Conceived by Japanese art collective TeamLab for the NGV Triennial, Moving Creates Vortices and Vortices Create Movement straddles the ever-bending boundaries between art, technology and experience, sucking visitors in a striking interactive installation.
Visitors walk on digitally-manipulated water, creating moving light patterns on the floor. When a person moves, a force is applied in that direction. As a result a flow occurs. When a fast flow occurs a rotation phenomenon is produced due to the difference in the flow velocity around it, creating a vortex.
Flow in the artwork is expressed as a continuum of numerous particles and the interaction between the particles is calculated.

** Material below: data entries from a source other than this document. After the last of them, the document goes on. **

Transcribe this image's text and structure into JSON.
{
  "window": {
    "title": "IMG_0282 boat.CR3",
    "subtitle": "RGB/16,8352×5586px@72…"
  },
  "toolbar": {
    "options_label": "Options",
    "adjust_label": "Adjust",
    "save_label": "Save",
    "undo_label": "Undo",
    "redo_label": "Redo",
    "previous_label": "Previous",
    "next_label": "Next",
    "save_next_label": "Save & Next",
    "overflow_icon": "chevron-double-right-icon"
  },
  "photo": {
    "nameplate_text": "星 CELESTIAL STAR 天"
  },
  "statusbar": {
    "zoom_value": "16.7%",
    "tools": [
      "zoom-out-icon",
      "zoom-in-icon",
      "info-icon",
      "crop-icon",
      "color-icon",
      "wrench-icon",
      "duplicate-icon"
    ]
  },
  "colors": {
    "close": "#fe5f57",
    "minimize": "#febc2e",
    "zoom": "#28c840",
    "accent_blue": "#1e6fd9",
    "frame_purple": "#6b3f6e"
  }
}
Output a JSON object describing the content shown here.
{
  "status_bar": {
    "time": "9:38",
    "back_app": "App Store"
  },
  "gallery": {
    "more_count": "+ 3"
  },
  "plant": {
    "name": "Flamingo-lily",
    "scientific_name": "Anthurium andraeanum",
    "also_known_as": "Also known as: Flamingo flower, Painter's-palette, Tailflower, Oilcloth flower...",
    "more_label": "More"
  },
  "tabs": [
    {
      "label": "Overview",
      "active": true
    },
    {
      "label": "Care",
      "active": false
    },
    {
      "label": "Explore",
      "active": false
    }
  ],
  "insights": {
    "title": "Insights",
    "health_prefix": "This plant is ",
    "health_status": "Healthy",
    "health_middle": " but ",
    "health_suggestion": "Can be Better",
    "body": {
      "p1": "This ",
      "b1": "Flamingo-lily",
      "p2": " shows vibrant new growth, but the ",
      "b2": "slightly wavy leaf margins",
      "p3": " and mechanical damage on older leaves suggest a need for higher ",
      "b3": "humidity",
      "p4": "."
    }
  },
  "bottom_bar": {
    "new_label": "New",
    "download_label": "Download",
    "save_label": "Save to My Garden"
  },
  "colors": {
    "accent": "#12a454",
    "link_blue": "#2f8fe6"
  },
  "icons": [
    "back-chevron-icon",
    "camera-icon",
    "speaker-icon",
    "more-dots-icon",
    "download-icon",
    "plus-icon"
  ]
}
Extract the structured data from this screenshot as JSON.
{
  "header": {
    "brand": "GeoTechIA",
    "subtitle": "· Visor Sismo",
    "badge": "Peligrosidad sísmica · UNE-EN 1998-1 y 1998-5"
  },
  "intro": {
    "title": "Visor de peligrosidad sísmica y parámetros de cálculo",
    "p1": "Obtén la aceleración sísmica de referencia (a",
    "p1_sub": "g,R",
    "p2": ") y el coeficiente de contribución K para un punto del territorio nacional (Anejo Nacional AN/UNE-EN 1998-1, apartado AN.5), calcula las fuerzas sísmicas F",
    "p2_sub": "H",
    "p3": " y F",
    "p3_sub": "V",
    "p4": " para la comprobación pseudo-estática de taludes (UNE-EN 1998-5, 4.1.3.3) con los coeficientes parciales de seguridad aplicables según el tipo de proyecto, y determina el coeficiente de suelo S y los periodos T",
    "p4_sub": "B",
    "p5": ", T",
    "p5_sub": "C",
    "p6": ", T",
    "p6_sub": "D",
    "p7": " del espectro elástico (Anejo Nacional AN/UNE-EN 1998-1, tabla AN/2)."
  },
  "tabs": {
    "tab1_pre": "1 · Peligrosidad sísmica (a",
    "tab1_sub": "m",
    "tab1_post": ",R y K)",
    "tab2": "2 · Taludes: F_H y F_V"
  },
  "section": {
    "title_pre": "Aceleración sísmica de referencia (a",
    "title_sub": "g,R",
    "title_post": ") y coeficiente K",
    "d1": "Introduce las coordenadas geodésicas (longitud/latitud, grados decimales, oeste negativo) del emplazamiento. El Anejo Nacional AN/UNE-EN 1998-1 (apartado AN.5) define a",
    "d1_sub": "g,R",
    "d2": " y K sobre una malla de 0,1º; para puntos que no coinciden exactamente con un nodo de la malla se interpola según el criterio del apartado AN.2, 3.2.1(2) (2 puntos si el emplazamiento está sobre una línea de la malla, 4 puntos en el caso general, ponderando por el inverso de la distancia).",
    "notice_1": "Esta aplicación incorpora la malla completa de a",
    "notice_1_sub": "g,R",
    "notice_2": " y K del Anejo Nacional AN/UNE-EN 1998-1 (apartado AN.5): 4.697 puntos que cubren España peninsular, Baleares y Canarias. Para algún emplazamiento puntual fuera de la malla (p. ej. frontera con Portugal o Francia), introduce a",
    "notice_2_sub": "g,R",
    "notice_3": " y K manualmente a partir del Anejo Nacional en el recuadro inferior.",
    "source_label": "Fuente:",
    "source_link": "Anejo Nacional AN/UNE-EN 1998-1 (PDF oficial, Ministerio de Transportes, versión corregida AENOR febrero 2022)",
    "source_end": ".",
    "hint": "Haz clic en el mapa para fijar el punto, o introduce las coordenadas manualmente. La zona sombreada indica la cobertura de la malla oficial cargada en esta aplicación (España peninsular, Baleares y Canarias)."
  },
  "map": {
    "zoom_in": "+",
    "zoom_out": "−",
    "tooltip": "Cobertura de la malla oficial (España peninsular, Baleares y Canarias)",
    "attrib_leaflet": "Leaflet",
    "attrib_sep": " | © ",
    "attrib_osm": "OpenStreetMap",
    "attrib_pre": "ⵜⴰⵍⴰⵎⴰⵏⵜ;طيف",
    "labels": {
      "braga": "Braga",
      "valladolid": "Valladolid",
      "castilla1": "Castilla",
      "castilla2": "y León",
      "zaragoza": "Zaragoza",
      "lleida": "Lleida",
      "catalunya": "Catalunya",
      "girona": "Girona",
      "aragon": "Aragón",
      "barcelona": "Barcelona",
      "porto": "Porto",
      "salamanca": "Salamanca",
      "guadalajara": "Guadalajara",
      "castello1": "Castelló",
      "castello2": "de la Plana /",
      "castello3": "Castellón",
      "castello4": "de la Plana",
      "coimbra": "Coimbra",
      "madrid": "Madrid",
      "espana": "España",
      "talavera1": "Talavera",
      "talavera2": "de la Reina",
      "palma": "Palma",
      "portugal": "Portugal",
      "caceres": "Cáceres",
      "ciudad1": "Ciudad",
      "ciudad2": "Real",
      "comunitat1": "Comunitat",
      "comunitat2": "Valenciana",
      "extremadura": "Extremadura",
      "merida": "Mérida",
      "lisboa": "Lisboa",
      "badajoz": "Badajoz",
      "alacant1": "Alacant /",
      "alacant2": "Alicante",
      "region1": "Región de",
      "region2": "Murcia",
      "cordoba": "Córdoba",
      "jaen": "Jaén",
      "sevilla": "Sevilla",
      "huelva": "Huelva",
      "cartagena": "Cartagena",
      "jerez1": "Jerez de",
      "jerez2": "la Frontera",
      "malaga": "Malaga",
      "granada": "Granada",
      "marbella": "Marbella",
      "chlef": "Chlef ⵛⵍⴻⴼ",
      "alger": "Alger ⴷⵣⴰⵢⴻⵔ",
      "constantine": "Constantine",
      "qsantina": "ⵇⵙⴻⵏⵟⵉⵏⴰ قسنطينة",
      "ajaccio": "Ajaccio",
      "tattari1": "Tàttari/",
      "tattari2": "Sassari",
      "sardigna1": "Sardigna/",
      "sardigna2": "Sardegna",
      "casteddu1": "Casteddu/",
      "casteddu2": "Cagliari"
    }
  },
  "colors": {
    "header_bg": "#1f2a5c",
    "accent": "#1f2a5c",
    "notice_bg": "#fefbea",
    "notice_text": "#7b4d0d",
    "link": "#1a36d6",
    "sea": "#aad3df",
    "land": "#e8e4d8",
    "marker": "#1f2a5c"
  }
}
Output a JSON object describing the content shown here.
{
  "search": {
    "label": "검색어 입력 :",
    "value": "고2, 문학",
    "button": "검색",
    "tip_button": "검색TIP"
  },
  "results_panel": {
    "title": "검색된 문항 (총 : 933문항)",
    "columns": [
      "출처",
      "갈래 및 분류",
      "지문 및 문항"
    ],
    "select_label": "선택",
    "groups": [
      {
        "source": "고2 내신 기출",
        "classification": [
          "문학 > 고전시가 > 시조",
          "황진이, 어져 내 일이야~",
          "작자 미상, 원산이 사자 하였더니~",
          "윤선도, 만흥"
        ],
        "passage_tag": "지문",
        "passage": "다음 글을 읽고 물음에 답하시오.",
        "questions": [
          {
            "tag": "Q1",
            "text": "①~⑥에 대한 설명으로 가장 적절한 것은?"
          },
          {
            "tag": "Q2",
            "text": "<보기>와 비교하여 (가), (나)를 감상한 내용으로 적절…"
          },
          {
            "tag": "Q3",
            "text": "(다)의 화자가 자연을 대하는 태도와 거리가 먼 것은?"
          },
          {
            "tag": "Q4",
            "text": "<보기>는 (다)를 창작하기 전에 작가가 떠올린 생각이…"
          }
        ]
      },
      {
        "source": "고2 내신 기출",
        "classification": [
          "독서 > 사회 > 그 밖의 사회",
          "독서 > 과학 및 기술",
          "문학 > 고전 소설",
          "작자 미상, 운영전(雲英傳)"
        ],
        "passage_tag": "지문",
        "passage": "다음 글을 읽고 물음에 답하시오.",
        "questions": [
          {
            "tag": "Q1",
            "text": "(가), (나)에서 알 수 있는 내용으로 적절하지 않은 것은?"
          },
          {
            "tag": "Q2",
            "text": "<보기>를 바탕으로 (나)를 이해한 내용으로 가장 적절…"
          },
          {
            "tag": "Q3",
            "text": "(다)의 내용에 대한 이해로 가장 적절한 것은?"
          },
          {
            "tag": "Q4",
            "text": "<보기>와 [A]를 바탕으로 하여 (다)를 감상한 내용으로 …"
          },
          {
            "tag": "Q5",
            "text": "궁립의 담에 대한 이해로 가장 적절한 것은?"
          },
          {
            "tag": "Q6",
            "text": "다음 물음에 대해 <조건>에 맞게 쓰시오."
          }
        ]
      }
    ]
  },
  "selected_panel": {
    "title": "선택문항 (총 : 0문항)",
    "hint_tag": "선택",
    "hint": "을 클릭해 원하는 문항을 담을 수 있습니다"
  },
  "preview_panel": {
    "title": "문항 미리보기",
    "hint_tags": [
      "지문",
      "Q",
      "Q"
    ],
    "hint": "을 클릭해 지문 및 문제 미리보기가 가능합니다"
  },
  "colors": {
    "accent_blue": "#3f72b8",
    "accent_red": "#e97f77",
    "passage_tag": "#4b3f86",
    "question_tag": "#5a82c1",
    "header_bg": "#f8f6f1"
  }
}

Lines are drawn according to the trails of the particles. The cumulation of lines that represent the work are then “flattened” in line with what teamLab considers to be ultrasubjective space.
The faster the person moves, the stronger the force is applied in that direction. If a person is not moving or there are no more people, no flow will occur and nothing will be present in the space. Works are born and continue to transform under the influence of people’s movement.
In the ocean, complicated terrain such as an island produces flow velocity difference and a vortex is generated. Vortices swirl up the carcasses of organisms sunk to the bottom of the ocean, producing nutritious seawater. This becomes a source of nutrition for plankton to grow and nourishes the sea life. Vortices therefore contribute to enriching the ocean.
This installation centers on humanity’s ability to indelibly imprint on natural environments, and in turn, nature’s affect on us. ‘Through their own movement, visitors realise that seemingly unrelated things affect the world in an uncontrollable way,’ explains TeamLab. With every step, rippling light waves cascade, circling outwards. ‘We want to create an experience where people’s various behaviours create diverse flow velocity, generating huge vortices – whether you intended to do so or not.’
all images © teamLab, courtesy Ikkan Art Gallery, Martin Browne Contemporary and Pace Gallery